***** EXERCISE DATA *****
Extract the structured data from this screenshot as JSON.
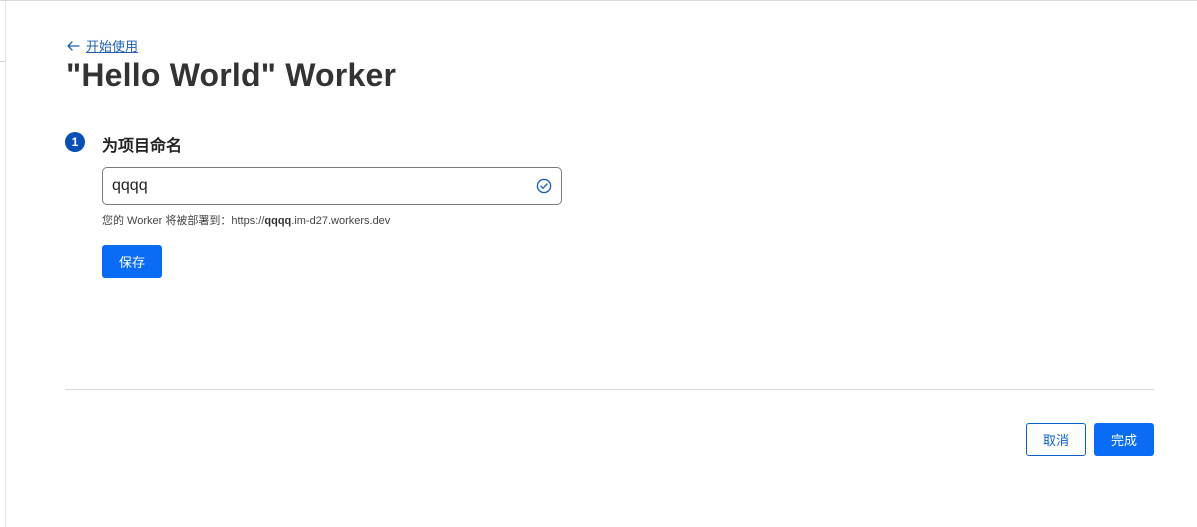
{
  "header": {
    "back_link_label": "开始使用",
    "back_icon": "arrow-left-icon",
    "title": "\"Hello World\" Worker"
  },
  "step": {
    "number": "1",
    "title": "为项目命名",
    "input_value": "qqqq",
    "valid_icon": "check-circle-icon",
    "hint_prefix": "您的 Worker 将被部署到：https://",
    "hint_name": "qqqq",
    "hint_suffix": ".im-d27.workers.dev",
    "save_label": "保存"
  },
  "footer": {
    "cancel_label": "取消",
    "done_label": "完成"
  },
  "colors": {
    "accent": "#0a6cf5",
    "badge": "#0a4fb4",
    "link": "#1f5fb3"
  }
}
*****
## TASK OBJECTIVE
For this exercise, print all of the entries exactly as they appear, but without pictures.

## THE COMPLETED TASK
Extract the structured data from this screenshot as JSON.
{
  "header": {
    "back_link_label": "开始使用",
    "back_icon": "arrow-left-icon",
    "title": "\"Hello World\" Worker"
  },
  "step": {
    "number": "1",
    "title": "为项目命名",
    "input_value": "qqqq",
    "valid_icon": "check-circle-icon",
    "hint_prefix": "您的 Worker 将被部署到：https://",
    "hint_name": "qqqq",
    "hint_suffix": ".im-d27.workers.dev",
    "save_label": "保存"
  },
  "footer": {
    "cancel_label": "取消",
    "done_label": "完成"
  },
  "colors": {
    "accent": "#0a6cf5",
    "badge": "#0a4fb4",
    "link": "#1f5fb3"
  }
}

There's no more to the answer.